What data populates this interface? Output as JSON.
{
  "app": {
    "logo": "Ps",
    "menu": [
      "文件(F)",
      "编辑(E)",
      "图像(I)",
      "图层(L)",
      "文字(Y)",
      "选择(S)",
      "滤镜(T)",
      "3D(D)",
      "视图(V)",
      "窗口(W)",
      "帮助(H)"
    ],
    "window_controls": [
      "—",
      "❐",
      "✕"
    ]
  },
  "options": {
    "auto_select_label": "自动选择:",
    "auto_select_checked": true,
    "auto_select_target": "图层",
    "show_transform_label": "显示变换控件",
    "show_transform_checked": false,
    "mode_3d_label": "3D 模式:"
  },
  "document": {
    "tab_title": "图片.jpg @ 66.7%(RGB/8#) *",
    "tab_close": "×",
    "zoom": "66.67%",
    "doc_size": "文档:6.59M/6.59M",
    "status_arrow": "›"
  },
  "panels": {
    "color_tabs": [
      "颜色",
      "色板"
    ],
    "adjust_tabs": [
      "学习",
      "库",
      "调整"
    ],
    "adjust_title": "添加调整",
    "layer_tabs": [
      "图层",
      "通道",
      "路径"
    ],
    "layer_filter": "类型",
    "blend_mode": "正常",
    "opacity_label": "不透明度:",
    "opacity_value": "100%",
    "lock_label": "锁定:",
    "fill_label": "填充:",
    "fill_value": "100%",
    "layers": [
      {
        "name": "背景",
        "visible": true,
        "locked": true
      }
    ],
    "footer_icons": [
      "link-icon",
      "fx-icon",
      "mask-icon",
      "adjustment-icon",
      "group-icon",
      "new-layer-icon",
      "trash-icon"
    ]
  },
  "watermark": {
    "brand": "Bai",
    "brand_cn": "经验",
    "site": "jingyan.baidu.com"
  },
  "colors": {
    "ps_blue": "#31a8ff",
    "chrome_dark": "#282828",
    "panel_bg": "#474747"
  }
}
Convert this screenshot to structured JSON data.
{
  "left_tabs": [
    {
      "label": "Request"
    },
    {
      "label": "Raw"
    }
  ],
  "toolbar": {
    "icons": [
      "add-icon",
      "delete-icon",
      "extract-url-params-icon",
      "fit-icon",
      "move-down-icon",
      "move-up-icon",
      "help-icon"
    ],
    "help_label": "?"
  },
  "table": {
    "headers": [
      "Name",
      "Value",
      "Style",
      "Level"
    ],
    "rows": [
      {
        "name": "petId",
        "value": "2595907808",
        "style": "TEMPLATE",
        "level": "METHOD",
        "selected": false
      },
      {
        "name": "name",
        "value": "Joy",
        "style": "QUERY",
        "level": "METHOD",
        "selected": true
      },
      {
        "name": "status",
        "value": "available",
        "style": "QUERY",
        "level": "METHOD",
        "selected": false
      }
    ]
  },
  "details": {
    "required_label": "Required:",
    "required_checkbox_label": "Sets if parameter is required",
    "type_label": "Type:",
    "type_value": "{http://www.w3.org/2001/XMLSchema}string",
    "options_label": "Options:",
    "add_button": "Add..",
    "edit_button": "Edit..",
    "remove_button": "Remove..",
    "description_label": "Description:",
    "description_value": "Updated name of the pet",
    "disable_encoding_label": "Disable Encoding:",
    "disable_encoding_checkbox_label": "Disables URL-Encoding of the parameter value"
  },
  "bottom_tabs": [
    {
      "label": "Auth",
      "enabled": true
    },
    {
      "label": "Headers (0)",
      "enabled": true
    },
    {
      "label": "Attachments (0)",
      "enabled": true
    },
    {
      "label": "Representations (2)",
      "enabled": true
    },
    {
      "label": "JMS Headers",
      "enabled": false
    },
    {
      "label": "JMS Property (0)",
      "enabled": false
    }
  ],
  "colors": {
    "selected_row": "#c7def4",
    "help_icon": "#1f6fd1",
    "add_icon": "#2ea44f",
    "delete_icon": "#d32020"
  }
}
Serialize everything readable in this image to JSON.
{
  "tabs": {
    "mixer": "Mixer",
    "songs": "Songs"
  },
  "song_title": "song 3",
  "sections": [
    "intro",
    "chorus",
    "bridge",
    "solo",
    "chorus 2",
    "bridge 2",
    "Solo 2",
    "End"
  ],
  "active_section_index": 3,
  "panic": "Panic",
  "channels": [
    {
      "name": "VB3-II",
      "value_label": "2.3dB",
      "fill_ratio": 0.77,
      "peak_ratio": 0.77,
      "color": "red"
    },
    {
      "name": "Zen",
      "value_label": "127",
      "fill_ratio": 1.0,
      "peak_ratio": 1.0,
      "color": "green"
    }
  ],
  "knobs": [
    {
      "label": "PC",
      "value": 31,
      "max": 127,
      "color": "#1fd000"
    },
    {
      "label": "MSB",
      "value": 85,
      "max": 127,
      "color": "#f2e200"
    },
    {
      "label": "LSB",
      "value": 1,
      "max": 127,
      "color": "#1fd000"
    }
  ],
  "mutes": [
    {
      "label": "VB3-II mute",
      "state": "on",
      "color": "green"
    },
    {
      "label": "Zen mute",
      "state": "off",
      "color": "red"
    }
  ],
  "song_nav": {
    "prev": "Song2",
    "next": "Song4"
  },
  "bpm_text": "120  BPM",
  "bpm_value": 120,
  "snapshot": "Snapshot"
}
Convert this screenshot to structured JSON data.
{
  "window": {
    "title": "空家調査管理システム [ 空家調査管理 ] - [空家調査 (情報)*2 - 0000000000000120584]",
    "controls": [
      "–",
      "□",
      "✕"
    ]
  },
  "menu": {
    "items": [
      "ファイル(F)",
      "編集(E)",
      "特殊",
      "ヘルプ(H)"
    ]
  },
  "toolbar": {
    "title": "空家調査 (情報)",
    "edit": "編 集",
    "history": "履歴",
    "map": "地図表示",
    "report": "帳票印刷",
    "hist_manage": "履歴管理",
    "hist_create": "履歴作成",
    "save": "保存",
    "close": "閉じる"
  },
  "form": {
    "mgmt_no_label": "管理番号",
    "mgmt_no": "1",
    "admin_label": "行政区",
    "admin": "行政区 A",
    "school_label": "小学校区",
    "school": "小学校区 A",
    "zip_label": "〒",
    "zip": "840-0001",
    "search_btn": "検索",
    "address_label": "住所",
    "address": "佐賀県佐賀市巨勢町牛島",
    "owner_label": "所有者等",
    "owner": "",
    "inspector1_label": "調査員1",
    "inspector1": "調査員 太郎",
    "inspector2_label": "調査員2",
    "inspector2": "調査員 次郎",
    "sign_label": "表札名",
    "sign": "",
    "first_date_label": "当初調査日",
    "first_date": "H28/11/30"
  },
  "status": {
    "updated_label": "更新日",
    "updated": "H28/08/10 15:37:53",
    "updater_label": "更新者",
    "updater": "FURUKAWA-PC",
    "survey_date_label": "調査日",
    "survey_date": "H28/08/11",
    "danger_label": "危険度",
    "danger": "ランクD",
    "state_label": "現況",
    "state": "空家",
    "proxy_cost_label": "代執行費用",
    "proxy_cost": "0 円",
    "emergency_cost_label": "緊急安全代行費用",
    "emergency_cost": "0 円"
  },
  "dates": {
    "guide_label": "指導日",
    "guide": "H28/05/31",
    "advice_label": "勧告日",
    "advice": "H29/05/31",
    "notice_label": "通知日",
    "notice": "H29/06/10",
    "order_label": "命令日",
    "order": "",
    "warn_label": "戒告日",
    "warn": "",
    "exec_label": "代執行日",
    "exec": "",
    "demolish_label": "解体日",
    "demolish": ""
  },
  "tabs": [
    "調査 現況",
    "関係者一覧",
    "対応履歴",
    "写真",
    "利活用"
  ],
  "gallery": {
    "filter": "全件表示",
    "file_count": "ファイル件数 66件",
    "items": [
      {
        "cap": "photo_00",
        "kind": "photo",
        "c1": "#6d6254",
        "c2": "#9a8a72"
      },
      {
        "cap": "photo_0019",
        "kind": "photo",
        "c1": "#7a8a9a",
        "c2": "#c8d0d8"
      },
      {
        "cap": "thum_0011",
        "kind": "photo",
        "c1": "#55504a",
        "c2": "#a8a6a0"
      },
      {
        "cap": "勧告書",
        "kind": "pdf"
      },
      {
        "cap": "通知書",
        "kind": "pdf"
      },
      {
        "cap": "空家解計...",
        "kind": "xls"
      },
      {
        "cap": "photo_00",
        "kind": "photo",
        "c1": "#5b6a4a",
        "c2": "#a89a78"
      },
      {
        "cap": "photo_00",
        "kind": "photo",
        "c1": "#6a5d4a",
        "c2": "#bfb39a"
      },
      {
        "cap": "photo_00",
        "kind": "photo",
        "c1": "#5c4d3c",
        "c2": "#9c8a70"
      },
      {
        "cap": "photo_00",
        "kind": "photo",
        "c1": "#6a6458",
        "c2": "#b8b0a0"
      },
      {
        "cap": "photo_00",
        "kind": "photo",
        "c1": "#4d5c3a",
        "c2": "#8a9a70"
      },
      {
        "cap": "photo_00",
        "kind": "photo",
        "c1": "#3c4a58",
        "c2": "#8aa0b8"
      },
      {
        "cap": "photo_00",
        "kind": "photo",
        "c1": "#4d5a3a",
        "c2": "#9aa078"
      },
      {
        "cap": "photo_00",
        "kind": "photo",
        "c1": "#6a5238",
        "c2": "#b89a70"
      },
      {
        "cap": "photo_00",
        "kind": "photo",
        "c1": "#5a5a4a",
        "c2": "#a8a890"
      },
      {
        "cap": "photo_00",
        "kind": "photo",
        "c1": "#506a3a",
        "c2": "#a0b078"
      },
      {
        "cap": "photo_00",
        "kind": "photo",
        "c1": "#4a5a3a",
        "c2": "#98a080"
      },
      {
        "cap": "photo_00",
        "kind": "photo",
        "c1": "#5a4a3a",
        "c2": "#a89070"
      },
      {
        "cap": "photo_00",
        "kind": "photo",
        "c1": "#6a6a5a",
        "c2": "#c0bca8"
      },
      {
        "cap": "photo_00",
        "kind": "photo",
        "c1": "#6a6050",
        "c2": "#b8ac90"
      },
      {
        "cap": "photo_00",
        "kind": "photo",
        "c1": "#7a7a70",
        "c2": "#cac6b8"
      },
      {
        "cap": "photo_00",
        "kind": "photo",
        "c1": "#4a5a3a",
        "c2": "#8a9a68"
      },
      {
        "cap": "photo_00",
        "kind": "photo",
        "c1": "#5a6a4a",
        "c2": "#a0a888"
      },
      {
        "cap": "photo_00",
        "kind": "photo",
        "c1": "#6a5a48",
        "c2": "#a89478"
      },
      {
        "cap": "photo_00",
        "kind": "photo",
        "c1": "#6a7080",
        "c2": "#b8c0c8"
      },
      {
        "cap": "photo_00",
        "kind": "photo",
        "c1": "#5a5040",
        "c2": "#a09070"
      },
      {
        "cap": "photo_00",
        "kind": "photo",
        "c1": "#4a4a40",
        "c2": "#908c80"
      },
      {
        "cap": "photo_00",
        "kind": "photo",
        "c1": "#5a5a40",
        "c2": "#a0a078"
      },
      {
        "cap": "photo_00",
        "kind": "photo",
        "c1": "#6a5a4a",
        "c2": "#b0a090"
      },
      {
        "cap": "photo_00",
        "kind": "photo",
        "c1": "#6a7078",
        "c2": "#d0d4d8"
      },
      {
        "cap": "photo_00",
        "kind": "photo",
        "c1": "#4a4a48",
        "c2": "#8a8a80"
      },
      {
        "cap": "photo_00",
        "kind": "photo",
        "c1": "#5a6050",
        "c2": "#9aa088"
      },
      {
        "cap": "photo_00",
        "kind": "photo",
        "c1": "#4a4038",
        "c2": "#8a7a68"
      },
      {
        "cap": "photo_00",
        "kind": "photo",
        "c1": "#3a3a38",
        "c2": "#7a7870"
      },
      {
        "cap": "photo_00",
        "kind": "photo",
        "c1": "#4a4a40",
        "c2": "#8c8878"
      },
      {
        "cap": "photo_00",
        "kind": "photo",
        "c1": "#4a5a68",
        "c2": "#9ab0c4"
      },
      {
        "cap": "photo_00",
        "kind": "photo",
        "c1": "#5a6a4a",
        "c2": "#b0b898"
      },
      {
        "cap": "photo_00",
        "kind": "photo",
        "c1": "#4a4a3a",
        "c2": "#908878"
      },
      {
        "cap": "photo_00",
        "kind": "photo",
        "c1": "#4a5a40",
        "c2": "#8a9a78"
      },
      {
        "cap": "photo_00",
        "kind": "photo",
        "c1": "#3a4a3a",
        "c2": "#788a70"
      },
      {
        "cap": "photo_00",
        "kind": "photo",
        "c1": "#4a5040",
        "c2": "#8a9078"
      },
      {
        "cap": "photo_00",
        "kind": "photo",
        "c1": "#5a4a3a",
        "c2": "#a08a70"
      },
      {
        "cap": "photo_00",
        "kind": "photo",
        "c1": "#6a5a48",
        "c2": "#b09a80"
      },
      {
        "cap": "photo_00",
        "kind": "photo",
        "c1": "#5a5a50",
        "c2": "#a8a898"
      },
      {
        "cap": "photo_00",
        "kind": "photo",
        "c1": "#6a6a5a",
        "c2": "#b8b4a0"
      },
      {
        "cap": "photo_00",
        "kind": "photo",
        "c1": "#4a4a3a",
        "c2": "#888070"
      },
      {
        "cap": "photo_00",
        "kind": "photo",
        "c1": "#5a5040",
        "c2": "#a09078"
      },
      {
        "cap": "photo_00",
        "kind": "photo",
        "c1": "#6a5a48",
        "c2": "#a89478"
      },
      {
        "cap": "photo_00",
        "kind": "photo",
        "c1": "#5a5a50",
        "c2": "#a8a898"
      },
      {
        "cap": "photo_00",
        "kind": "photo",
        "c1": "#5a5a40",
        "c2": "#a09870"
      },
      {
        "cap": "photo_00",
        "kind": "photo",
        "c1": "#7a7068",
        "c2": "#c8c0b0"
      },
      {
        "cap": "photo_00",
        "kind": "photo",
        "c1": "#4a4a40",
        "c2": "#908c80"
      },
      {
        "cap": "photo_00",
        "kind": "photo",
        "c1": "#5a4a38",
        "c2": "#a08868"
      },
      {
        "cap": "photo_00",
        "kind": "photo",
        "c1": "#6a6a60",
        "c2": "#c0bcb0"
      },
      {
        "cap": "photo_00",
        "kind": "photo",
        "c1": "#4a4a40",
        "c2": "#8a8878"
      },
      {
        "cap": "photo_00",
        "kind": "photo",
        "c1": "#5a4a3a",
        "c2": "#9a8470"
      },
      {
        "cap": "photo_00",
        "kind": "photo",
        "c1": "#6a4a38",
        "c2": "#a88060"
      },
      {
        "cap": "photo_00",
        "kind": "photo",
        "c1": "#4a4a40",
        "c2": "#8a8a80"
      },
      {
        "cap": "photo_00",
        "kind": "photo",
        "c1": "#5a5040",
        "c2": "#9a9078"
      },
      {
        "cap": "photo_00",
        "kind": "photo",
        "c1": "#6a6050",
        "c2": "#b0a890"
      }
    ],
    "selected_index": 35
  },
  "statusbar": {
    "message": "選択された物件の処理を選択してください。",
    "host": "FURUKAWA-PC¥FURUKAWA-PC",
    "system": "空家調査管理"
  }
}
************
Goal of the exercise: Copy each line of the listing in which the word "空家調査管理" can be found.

Reply to the exercise:
    "title": "空家調査管理システム [ 空家調査管理 ] - [空家調査 (情報)*2 - 0000000000000120584]",
    "system": "空家調査管理"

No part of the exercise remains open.